The Whimbrel (Numenius phaeopus), is a wader in the large family Scolopacidae. It is the one of the most widespread of the curlews, breeding across much of subarctic North America, Europe and Asia as far south as Scotland.
The Whimbrel is sighted on Espanola Island, Galapagos.
This is a migratory species wintering on coasts in Africa, South America, south Asia into Australasia and southern North America. It is also a coastal bird during migration. The Whimbrel is fairly gregarious outside the breeding season. It breeds on Arctic Tundra. In migration, it can be found in a wide variety of habitats, including mudflats, sandy beaches, rocky coastlines, salt marshes and flooded agricultural fields.
The Whimbrel is a large wader at 18 inches in length and has a wingspan of 32 inches.
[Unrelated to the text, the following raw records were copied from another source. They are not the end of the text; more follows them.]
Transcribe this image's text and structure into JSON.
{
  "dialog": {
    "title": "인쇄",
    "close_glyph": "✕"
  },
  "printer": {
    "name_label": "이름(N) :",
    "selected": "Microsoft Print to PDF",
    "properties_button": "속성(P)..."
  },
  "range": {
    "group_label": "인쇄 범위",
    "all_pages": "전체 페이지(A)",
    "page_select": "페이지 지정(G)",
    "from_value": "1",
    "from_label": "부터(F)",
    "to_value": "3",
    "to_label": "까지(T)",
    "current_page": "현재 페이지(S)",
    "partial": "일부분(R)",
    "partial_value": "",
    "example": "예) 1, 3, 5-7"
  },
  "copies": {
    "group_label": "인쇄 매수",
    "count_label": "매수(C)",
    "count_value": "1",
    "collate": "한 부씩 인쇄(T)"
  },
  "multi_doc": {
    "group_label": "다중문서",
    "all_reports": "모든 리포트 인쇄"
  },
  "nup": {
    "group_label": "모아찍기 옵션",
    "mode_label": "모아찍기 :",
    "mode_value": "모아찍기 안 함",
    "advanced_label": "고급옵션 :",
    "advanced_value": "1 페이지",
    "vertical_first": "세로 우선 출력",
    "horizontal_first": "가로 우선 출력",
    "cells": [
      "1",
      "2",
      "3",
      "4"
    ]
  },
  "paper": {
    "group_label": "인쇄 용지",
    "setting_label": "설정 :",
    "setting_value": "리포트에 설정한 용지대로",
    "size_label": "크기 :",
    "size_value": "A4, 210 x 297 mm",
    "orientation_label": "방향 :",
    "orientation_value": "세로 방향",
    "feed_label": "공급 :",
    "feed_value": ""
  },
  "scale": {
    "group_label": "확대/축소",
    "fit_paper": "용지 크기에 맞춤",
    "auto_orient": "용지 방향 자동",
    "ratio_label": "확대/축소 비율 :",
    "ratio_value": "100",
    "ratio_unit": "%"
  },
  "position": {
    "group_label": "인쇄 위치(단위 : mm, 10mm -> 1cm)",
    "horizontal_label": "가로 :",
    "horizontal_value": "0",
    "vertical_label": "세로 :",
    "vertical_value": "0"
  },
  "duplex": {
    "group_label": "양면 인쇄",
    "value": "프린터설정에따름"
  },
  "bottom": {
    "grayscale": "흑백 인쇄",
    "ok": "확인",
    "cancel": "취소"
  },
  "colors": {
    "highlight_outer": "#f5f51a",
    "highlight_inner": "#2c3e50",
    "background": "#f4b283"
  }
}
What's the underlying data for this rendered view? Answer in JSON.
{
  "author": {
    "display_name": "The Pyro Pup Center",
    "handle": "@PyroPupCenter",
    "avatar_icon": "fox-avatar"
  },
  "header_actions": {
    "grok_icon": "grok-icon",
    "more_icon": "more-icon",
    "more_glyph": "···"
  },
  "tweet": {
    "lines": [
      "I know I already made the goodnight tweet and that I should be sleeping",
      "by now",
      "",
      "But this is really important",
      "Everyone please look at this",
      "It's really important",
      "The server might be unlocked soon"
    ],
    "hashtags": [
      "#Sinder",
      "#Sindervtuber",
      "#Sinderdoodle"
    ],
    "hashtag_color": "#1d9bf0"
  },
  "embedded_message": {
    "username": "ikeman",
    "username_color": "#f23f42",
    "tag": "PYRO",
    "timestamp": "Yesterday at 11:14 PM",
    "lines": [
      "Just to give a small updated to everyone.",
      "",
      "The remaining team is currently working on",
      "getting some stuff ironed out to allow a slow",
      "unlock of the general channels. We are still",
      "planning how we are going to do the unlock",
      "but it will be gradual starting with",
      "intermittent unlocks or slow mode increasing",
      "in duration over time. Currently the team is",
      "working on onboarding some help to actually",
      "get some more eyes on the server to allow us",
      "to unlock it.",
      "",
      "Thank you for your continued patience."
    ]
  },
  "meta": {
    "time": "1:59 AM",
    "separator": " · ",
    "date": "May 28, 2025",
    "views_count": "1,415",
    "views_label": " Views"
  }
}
It is mainly greyish brown, with a white back and rump and a long curved bill (longest in the adult female) with a kink rather than a smooth curve. It is generally wary. The Whimbrels usual call is a rippling whistle, prolonged into a trill for the song.
The Whimbrel feeds by probing soft mud for small invertebrates and by picking small crabs, marine worms and similar prey off the surface. Prior to migration, berries become an important part of their diet.
The only similar common species over most of this birds range are larger curlews. The Whimbrel is smaller, has a shorter, decurved bill and has a central crown stripe and strong supercilia.
There are four subspecies:
Numenius phaeopus phaeopus – northern Europe, northwestern Asia
Numenius phaeopus variegatus – northeastern Asia
Numenius phaeopus alboaxillaris – central Asia (rare, endangered)
Numenius phaeopus hudsonicus (Hudsonian Curlew) – northern North America